A second major challenge for Director Mulvaney will be the big-ticket procurement items within the DOD, such as the F-35 Joint Strike Fighter (JSF) program. The JSF is currently $170 billion over budget and six years behind schedule. An April 14, 2015 Government Accountability Office report indicated that lifetime operation and support costs of the platform may total $1 trillion. On November 2, 2016, DOD officials stated the JSF would require a further $530 million just to finish development.
Remarkably, some inside the Pentagon do not appear overly concerned about the F-35. On December 19, Lieutenant General Christopher Bogdan, who heads the F-35 Program Office, claimed “This program is not out of control.” This stark example of institutional bias earned Lt. Gen. Bogdan Citizens Against Government Waste’s January Porker of the Month Award.
Of course, President Donald Trump has publicly disagreed with Lt. Gen. Bogdan’s assessment. In December 2016, he criticized the F-35 on Twitter, citing its cost overruns.
While the F-35 likely cannot be replaced, it was excoriated in April 2016 by Senate Armed Services Committee Chairman John McCain (R-Ariz.) as “a scandal and a tragedy.” The program serves as an important reminder of the dire need for defense procurement reform. This is especially true given the investment the DOD will make in the B-21, the Air Force’s next generation bomber, in the coming years. Director Mulvaney will have a difficult task constraining cost growth in the B-21 program, especially since members of Congress have already agreed to obscure the total cost of the aircraft from the public. In July 2016, the Senate House Armed Services Committee voted 19-7 to withhold this information from taxpayers.

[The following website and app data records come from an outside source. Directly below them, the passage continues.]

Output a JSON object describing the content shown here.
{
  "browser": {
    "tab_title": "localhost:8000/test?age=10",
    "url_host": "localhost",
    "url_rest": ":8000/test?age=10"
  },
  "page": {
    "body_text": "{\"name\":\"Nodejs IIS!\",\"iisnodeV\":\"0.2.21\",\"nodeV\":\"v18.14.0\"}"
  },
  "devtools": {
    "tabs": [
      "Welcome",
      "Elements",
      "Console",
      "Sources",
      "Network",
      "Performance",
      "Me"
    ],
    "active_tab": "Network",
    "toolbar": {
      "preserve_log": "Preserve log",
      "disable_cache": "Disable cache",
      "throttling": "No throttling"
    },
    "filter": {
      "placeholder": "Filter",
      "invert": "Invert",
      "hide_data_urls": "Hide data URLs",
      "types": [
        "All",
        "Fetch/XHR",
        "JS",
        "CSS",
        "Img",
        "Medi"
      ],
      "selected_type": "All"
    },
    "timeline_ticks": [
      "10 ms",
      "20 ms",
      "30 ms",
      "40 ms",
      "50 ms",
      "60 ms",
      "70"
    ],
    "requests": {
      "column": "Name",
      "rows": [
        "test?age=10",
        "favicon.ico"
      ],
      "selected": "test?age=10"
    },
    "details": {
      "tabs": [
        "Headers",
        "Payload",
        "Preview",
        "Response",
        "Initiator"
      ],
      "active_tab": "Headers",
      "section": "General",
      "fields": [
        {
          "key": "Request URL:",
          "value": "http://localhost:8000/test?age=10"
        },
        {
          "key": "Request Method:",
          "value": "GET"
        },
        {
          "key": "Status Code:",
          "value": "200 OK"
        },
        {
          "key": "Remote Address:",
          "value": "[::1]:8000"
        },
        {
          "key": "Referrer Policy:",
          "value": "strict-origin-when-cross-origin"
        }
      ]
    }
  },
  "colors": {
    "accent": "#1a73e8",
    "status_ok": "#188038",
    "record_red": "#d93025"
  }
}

While Director Mulvaney has demonstrated a willingness to tackle budgetary gimmicks and defense cost growth, given the Pentagon’s clout and attitudes in Congress, he faces a difficult task. Whether fairly or not, his success as OMB Director may be judged largely on his ability to reign in the OCO and defense spending.